Showtimes provides simple movie theater box-office information see what’s playing nearby. This free version of OneTap Movies lets you scroll through a list based on ticket sales, rating, recent additions, or you can browse local theaters. While the theater list included most of our local favorites—even small locations—this scaled-back software is missing features from free competitors.
Originally named BoxOffice, Now Playing navigates the web of movie listings from your iPhone. The app hits all of the critical basics, listing theatres in proximity to your location; and movies by release date, rating, or title. The clean interface includes links to trailers and reviews. Even small theatres typically include full showtimes.
OneTap Movies includes only the basics to find movie time listings; it shows recent movies, high-grossing movies, or theater schedules near your location. If that’s nearly all you need, the interface works well, displaying theaters with a disclosure triangle to reveal specific movies and movie times.
Movies aptly shows current and upcoming theatrical releases. It automatically reads you location—or manually entered ZIP code—to show relevant, local results. And items are salted with relevant details; most current releases include trailers, nearly every listing shows a poster, and Movies slurps in reviews, synopses, and more.

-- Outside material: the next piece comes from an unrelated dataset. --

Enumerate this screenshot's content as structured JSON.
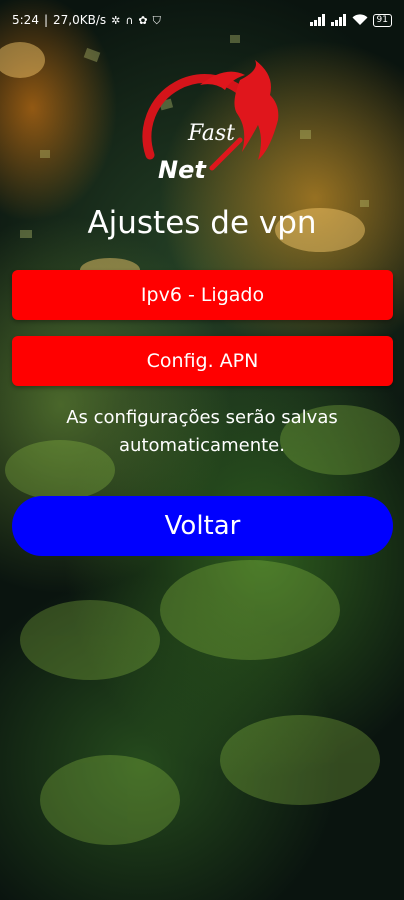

Apple will release its 2.1 firmware for the iPhone Friday and iPod touch today. Steve Jobs touted the update today, saying it fixes many bugs, allows for faster backups, drops fewer calls, and more. For those of us with iPhone issues--we've had them all--he had us at "hello."
Apple has released iTunes 8, adding new interface features and introducing HD TV show downloads. HD TV content includes shows from former--and now reunited--BFF, NBC in addition to other companies. The 720p content can now be played on a computer in addition to an AppleTV. NBC programs include "The Office," "Monk," Battlestar Galactica," and "30 Rock." HD shows cost $2.99, while standard-definition shows remain $1.99 each.
A developer emailed MacRumors with a sad tale of Apple rejection. His iTunes App Store submission, Pull My Finger, was rejected due to its "limited utility." The app does exactly what you would expect it to do and you can check out the developers demo in the video below.
Salty the iPhone emerged from the ocean with super powers, like advice-giving, fiscal foresight, and a very advanced vocabulary. Pose your iPhone-related and/or philosophical quandries at firstname.lastname@example.org, and check out his Volume III (aka Look Who's Salty Now) after the jump...